John C. php?title Street vendors in Mexico City&oldid 909406024". Categories: Retailing in Mexico City.

Street vendors have been successful in defending their interests in Mexico City, the author argues, because they are . The book develops a systematic theory of the political economy of economic informality while raising new questions and theories about the state and social movements.

Street vendors have been successful in defending their interests in Mexico City, the author argues, because they are able to take advantage of certain structural features of the Mexican state, notably the weak integration of interests between policy-makers and policy-implementers.

Informal Politics book. As economic crises struck the Third World in the 1970s and 1980s, large. Street vendors have been successful in defending their interests in Mexico City, the author argues, because they are able to take advantage of certain structural features of the Mexican state, notably the weak integration of interests between policy-makers and policy-implementers. The author shows that when well-organized, street vendors can collude with state policy-implementers even when state policy-makers are influenced by powerful interest groups, such as large national and multinational corporations.

Home Browse Books Book details, Informal Politics: Street Vendors and the State. I first became interested in the informal economy while living in Mexico City from 1983 to 1984. Informal Politics: Street Vendors and the State in Mexico City. Members of my wife's family were involved in street vending and craft work, and I had many acquaintances who also were involved in one way or another. At this time, in the economic crisis of the early 1980's, it was patently clear that the "formal" economy was far from efficient. Wages were low, work conditions were poor, and key goods were at times hard to come by.

The book develops a systematic theory of the "political economy of economic informality while raising new .

The book develops a systematic theory of the "political economy of economic informality while raising new questions and theories about the state and social movements.

Street Vendors as Political Actors. Street Vendors as Political Actors The book, while carefully limiting its claims to the informal sector in Mexico City, should be of interest to scholars interested in urban dynamics in other. Street Vendors as Political Actors. The book, while carefully limiting its claims to the informal sector in Mexico City, should be of interest to scholars interested in urban dynamics in other parts of the world. Indeed, much more attention is needed to the political and organizational dynamics of workers in the informal sector.

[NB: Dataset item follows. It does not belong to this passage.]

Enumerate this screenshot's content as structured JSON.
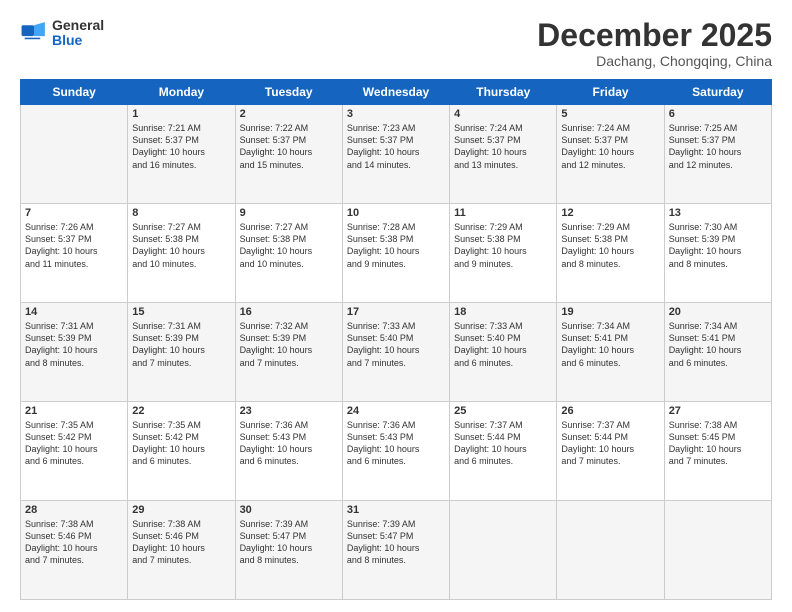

Street vendor organizations in Mexico City are used as a case study to address

Street vendor organizations in Mexico City are used as a case study to address. the question posed above. This article is divided into "ve sections. ways can be found in which both the state and social institutions are engaged. Street vendor organizations in Mexico City are used as a case study to analyze the. role and function of informal institutions. Case studies of this nature provide. classi"es informal markets where street vendors operate as shown in Table 1.

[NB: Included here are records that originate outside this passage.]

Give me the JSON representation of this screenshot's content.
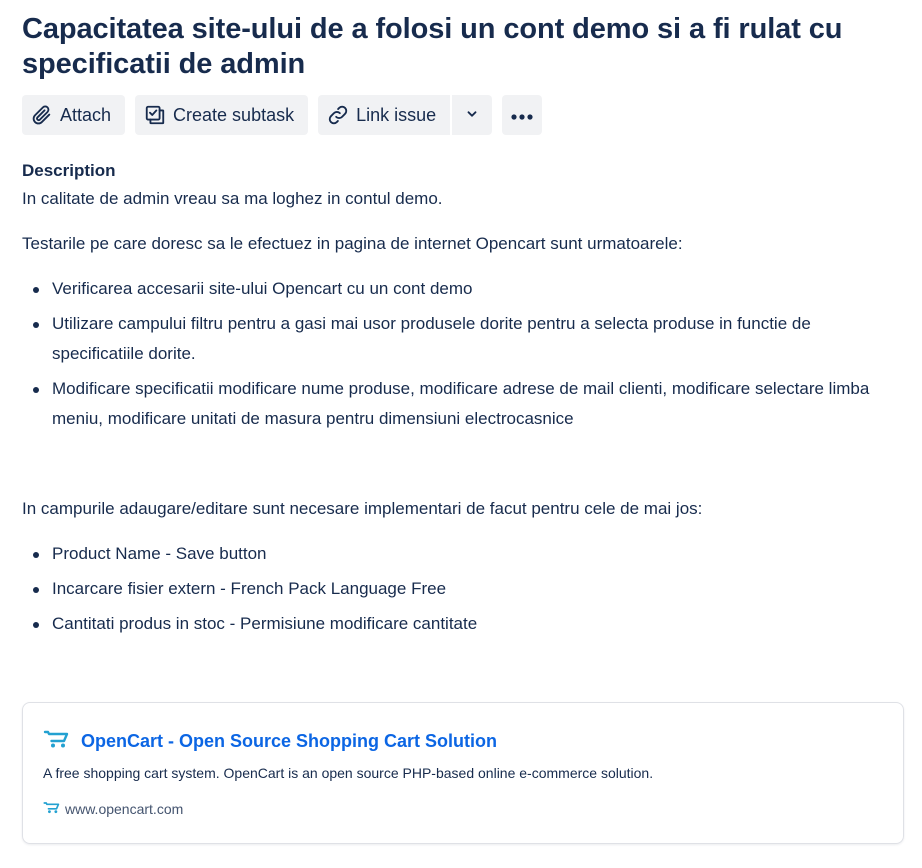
{
  "issue": {
    "title": "Capacitatea site-ului de a folosi un cont demo si a fi rulat cu specificatii de admin"
  },
  "toolbar": {
    "attach_label": "Attach",
    "create_subtask_label": "Create subtask",
    "link_issue_label": "Link issue"
  },
  "description": {
    "label": "Description",
    "intro": "In calitate de admin vreau sa ma loghez in contul demo.",
    "tests_intro": "Testarile pe care doresc sa le efectuez in pagina de internet Opencart sunt urmatoarele:",
    "tests": [
      "Verificarea accesarii site-ului Opencart cu un cont demo",
      "Utilizare campului filtru pentru a gasi mai usor produsele dorite pentru a selecta produse in functie de specificatiile dorite.",
      "Modificare specificatii modificare nume produse, modificare adrese de mail clienti, modificare selectare limba meniu, modificare unitati de masura pentru dimensiuni electrocasnice"
    ],
    "fields_intro": "In campurile adaugare/editare sunt necesare implementari de facut pentru cele de mai jos:",
    "fields": [
      "Product Name - Save button",
      "Incarcare fisier extern - French Pack Language Free",
      "Cantitati produs in stoc - Permisiune modificare cantitate"
    ]
  },
  "link_card": {
    "title": "OpenCart - Open Source Shopping Cart Solution",
    "description": "A free shopping cart system. OpenCart is an open source PHP-based online e-commerce solution.",
    "url": "www.opencart.com",
    "icon": "cart-icon"
  },
  "colors": {
    "text": "#172b4d",
    "link": "#0c66e4",
    "button_bg": "#f1f2f4",
    "cart_icon": "#23a1d1"
  }
}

Cross J. Palo Alto: Stanford University Press; 1998. Davis D. Irregular armed forces, shifting patterns of commitment, and fragmented sovereignty in the developing world. Kjellén M, & McGranahan G. Informal water vendors and the urban poor (human settlements discussion paper series human settlements discussion paper series theme: Water-3 no. 978-1-84369-586-8). London: International Institute for Environment and Development; 2006.

Journal of Latin American Studies "The book provides an often fascinating look into the politics surrounding street vending in Mexico City. - Library Journal Added to basket.

As economic crises struck the Third World in the 1970s and 1980s, large segments of the population turned to the informal economy to survive. Though this phenomenon has previously been analyzed from a strictly economic point of view, this book looks at street vending in the largest city in the world, Mexico City, as a political process. Employing a street-level analysis based on intensive participant observation, with interviews, archival research, and surveys, the author presents a view of political processes that provides new theoretical insights into social movements, state institutions, and politics at the fringe of society, where legality blurs into illegality and the informal economy intersects with its political counterpoint―informal politics. By studying political processes at the street level and then tracing them up the political structure, the author also reveals the basic processes by which the Mexican state operates. Street vendors have been successful in defending their interests in Mexico City, the author argues, because they are able to take advantage of certain structural features of the Mexican state, notably the weak integration of interests between policy-makers and policy-implementers. The author shows that when well-organized, street vendors can collude with state policy-implementers even when state policy-makers are influenced by powerful interest groups, such as large national and multinational corporations. The book develops a systematic theory of the “political economy of economic informality” while raising new questions and theories about the state and social movements. Though the direct research is confined to the Mexican case study, the author suggests ways in which his conclusions can be applied to other developing areas in the Third World.